• [WHAT THE TASK ASKS] Your answer should consist of the complete listing, repeated verbatim.

= = =

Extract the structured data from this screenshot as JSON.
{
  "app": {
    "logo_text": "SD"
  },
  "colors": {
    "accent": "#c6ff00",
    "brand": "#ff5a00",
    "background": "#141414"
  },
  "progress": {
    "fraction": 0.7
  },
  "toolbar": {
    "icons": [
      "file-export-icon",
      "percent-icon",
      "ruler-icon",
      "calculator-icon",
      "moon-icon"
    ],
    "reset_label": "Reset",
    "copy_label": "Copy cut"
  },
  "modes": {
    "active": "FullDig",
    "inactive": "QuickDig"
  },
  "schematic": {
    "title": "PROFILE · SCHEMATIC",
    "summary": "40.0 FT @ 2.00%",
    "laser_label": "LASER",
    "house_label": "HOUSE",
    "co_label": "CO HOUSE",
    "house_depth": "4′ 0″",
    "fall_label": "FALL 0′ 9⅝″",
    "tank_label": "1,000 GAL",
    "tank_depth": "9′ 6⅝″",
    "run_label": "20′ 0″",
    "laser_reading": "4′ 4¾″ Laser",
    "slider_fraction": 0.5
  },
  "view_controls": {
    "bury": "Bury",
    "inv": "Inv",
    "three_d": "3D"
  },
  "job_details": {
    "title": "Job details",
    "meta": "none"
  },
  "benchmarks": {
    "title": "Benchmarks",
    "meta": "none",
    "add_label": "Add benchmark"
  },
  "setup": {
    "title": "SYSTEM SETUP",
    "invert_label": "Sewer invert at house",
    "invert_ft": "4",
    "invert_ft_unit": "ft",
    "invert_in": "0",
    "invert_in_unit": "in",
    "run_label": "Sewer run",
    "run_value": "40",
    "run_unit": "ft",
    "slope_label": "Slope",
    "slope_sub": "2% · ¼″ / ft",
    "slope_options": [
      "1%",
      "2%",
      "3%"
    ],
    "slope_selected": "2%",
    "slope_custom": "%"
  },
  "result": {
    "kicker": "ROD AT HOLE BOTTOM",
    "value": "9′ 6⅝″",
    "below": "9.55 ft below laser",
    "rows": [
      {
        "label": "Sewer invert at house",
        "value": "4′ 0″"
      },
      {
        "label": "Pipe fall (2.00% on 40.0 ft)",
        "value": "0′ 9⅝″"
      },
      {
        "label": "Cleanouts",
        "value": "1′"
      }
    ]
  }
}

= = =

• [PROBLEM SOLUTION]
Extract the structured data from this screenshot as JSON.
{
  "app": {
    "logo_text": "SD"
  },
  "colors": {
    "accent": "#c6ff00",
    "brand": "#ff5a00",
    "background": "#141414"
  },
  "progress": {
    "fraction": 0.7
  },
  "toolbar": {
    "icons": [
      "file-export-icon",
      "percent-icon",
      "ruler-icon",
      "calculator-icon",
      "moon-icon"
    ],
    "reset_label": "Reset",
    "copy_label": "Copy cut"
  },
  "modes": {
    "active": "FullDig",
    "inactive": "QuickDig"
  },
  "schematic": {
    "title": "PROFILE · SCHEMATIC",
    "summary": "40.0 FT @ 2.00%",
    "laser_label": "LASER",
    "house_label": "HOUSE",
    "co_label": "CO HOUSE",
    "house_depth": "4′ 0″",
    "fall_label": "FALL 0′ 9⅝″",
    "tank_label": "1,000 GAL",
    "tank_depth": "9′ 6⅝″",
    "run_label": "20′ 0″",
    "laser_reading": "4′ 4¾″ Laser",
    "slider_fraction": 0.5
  },
  "view_controls": {
    "bury": "Bury",
    "inv": "Inv",
    "three_d": "3D"
  },
  "job_details": {
    "title": "Job details",
    "meta": "none"
  },
  "benchmarks": {
    "title": "Benchmarks",
    "meta": "none",
    "add_label": "Add benchmark"
  },
  "setup": {
    "title": "SYSTEM SETUP",
    "invert_label": "Sewer invert at house",
    "invert_ft": "4",
    "invert_ft_unit": "ft",
    "invert_in": "0",
    "invert_in_unit": "in",
    "run_label": "Sewer run",
    "run_value": "40",
    "run_unit": "ft",
    "slope_label": "Slope",
    "slope_sub": "2% · ¼″ / ft",
    "slope_options": [
      "1%",
      "2%",
      "3%"
    ],
    "slope_selected": "2%",
    "slope_custom": "%"
  },
  "result": {
    "kicker": "ROD AT HOLE BOTTOM",
    "value": "9′ 6⅝″",
    "below": "9.55 ft below laser",
    "rows": [
      {
        "label": "Sewer invert at house",
        "value": "4′ 0″"
      },
      {
        "label": "Pipe fall (2.00% on 40.0 ft)",
        "value": "0′ 9⅝″"
      },
      {
        "label": "Cleanouts",
        "value": "1′"
      }
    ]
  }
}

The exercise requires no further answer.